One of the most celebrated mezzos ever began her career as a soprano:
Did her change to mezzo have an effect on how she thought about timbre (and therefore the depth of the larynx)?
Beautiful either way! But was her larynx high in the Bohème clip? I think not! But others might have a different opinion. Or we may ask another question! Does her search for laryngeal depth required a bit of help from her tongue root, as discussed above? (Note, I am not saying that Horne was a soprano by nature. Many singers have played around with different voice categories. Indeed some singers can be viable in different repertoire that might seem extreme today.)

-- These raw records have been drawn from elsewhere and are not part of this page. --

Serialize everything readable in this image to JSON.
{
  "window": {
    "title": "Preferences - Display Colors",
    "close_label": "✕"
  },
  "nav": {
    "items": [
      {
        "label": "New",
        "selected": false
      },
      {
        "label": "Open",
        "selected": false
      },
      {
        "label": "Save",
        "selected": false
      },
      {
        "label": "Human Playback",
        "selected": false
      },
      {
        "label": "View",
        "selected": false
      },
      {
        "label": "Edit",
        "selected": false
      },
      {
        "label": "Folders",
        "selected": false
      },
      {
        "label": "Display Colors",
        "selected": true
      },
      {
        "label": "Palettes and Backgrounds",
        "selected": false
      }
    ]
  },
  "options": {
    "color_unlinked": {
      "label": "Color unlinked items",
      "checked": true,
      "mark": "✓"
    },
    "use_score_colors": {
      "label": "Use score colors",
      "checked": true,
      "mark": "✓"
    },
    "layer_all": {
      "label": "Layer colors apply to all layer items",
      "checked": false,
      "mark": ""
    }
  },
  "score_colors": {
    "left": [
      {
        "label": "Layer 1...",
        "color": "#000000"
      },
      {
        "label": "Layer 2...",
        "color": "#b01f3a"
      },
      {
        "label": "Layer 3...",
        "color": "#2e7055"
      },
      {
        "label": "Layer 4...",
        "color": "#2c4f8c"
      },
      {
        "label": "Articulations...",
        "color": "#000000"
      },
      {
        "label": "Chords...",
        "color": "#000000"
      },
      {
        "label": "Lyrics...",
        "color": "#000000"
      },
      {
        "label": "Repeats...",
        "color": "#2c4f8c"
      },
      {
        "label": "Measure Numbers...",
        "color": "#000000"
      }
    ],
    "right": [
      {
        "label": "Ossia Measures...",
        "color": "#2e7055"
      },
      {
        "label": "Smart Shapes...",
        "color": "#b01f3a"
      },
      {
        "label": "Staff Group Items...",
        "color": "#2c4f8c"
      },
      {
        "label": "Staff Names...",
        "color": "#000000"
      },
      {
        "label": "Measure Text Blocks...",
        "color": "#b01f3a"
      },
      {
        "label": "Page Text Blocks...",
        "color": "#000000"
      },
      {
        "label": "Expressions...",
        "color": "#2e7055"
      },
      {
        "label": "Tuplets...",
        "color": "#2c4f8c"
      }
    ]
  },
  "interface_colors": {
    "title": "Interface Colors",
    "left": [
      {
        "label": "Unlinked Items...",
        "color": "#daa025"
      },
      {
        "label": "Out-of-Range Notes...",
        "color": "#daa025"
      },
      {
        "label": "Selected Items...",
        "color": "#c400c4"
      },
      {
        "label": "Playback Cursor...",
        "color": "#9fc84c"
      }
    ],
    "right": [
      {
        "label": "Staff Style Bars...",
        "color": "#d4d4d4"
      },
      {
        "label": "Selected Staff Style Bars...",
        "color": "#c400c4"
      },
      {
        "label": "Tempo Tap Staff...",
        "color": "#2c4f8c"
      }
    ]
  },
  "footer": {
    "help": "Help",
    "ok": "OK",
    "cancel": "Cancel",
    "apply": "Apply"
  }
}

One more tenor, because this example is very interesting. This is my favorite clip of this great tenor:
The low larynx (la gola aperta–open throat) became the fundamental aspect of Giacomini’s technique as expressed from interviews regarding his technique. The necessity of a low larynx (appropriate to the given singer) is a scientific fact relative to operatic singing. The question is one of measure. Did Giacomini go too far?
This does not take away from the proven fact that this man was one of the great tenors of recorded opera. But it is worth listening to the progression of his career from the 1969 live recording of him singing Cavalleria to his latest concerts at an advanced age in the first decade of the 21st century. More than 40 years singing! Is it necessary to work on opening a throat that is already open? Yes! If not for anything, to help the singer understand the correct measure, so they don’t go too far. Between Pavarotti and Giacomini, we see two interpretations of the open throat. Pavarotti began in the early 1960s with what seemed a very balanced voice but he migrated towards a slightly higher larynx. Giacomini’s fully formed recording of the 1980s as a starting point finds the tenor seeking greater depth. I could theorize on a number of reasons why (That could be a point of discussion in the comments section) but I will stop here. I’d be interested to know your preferences and why!